### Directions
Each line of the data that includes "this" must be copied.

### Dataset rows for apps and sites

******************************

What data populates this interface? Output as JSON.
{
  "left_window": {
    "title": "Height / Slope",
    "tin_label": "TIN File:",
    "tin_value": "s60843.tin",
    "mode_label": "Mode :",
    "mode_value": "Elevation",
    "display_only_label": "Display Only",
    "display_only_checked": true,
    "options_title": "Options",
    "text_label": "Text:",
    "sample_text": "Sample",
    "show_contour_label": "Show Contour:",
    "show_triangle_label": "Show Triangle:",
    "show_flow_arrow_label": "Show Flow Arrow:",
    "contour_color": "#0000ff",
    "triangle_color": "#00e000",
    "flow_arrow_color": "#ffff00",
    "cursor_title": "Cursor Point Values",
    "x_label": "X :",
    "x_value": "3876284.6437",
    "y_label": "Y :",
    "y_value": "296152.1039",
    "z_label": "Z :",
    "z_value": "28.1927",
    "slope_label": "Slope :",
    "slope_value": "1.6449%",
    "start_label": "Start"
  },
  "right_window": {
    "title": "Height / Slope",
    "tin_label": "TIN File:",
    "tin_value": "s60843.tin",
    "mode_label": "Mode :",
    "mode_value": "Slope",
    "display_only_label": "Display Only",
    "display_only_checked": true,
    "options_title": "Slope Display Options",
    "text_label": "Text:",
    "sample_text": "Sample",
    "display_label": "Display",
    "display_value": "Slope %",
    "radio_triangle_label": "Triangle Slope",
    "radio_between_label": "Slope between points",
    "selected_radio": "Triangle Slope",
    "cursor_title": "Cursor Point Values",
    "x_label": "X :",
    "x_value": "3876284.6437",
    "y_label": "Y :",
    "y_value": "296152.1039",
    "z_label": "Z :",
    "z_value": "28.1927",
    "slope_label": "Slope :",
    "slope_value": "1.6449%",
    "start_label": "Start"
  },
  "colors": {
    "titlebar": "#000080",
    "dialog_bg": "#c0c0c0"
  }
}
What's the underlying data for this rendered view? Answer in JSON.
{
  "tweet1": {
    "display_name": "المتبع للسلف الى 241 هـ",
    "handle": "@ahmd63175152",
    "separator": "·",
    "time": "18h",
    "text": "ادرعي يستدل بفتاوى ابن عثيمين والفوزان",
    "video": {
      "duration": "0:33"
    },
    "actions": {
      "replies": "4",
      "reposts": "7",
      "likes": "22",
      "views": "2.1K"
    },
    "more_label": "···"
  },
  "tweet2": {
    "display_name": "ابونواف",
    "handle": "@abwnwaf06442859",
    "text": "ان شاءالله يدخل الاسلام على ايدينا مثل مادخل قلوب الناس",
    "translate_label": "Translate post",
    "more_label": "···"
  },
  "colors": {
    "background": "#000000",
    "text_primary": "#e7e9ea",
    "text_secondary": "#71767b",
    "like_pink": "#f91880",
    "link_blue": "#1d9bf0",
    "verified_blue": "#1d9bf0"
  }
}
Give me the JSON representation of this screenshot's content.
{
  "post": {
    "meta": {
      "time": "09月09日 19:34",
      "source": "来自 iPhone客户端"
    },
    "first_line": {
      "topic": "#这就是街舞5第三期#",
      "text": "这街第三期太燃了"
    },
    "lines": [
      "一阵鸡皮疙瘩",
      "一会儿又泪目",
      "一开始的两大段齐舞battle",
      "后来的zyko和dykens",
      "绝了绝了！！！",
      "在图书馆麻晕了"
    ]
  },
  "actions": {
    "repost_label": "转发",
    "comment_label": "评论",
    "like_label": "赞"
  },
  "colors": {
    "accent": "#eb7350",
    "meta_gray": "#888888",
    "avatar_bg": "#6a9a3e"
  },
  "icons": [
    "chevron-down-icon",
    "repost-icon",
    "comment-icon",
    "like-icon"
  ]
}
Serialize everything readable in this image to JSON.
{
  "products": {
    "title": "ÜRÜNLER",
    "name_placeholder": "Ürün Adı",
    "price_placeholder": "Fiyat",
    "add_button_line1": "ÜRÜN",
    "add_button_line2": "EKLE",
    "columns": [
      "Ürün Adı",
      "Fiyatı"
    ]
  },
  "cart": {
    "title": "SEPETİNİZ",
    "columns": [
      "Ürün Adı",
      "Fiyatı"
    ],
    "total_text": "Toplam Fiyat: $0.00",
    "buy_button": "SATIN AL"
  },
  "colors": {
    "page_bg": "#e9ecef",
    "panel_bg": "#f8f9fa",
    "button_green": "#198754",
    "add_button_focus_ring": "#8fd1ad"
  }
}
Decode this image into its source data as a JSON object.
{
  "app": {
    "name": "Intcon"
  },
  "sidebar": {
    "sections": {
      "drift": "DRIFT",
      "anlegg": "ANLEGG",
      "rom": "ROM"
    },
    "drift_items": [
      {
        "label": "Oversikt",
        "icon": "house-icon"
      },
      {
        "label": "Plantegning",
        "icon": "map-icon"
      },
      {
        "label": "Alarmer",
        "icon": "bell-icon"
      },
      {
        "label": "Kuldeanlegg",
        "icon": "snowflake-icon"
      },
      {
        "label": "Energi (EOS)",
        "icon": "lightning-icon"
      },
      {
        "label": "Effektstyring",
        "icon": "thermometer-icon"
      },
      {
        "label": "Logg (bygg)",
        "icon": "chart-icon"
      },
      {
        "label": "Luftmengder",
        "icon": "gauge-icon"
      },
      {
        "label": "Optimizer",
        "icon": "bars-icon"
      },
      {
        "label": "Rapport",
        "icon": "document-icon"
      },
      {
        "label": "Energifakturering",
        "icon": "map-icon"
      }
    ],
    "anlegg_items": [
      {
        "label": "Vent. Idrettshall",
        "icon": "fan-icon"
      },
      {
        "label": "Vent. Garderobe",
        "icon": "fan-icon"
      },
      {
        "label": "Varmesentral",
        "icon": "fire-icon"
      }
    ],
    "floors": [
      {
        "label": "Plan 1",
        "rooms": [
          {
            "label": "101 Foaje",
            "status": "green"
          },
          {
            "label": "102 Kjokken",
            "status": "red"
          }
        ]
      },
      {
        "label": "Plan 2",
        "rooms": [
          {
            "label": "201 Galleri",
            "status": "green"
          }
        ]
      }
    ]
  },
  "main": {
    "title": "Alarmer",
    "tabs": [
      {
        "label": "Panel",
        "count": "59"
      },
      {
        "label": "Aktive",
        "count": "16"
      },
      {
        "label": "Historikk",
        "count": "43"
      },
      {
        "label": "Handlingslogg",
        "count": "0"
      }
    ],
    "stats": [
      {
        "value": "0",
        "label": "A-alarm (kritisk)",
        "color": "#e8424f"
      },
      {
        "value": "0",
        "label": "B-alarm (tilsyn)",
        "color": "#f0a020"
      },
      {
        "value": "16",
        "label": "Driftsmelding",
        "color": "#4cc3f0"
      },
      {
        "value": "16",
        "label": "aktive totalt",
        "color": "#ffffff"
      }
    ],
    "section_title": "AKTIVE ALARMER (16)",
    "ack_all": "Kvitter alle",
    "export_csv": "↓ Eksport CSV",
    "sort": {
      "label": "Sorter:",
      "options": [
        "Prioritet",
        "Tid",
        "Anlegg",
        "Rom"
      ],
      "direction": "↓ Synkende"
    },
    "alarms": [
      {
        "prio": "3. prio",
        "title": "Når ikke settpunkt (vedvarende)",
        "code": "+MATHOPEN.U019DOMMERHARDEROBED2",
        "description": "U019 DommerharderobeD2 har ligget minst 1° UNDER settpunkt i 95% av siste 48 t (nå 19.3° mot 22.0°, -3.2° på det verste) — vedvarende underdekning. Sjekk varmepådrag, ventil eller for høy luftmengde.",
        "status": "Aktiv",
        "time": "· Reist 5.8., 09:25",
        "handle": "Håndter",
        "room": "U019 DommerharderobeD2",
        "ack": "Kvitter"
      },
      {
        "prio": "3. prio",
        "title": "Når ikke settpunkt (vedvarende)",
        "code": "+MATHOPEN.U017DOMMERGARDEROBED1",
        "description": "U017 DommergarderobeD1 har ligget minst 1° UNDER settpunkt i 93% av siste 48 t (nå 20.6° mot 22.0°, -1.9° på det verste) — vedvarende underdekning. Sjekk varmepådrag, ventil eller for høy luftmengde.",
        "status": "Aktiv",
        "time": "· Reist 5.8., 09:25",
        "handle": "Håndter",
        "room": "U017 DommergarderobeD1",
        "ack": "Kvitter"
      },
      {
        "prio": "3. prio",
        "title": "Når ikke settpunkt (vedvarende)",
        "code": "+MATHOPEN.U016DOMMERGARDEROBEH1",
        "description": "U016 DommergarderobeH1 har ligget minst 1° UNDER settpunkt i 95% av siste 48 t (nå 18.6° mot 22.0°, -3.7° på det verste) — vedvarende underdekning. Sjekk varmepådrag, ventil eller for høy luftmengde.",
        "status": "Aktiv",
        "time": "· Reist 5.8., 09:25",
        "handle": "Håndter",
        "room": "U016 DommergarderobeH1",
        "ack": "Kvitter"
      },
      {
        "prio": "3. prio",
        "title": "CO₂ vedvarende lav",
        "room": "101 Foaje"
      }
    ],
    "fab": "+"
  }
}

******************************

### Answer section
What data populates this interface? Output as JSON.
What's the underlying data for this rendered view? Answer in JSON.
Give me the JSON representation of this screenshot's content.
Serialize everything readable in this image to JSON.
Decode this image into its source data as a JSON object.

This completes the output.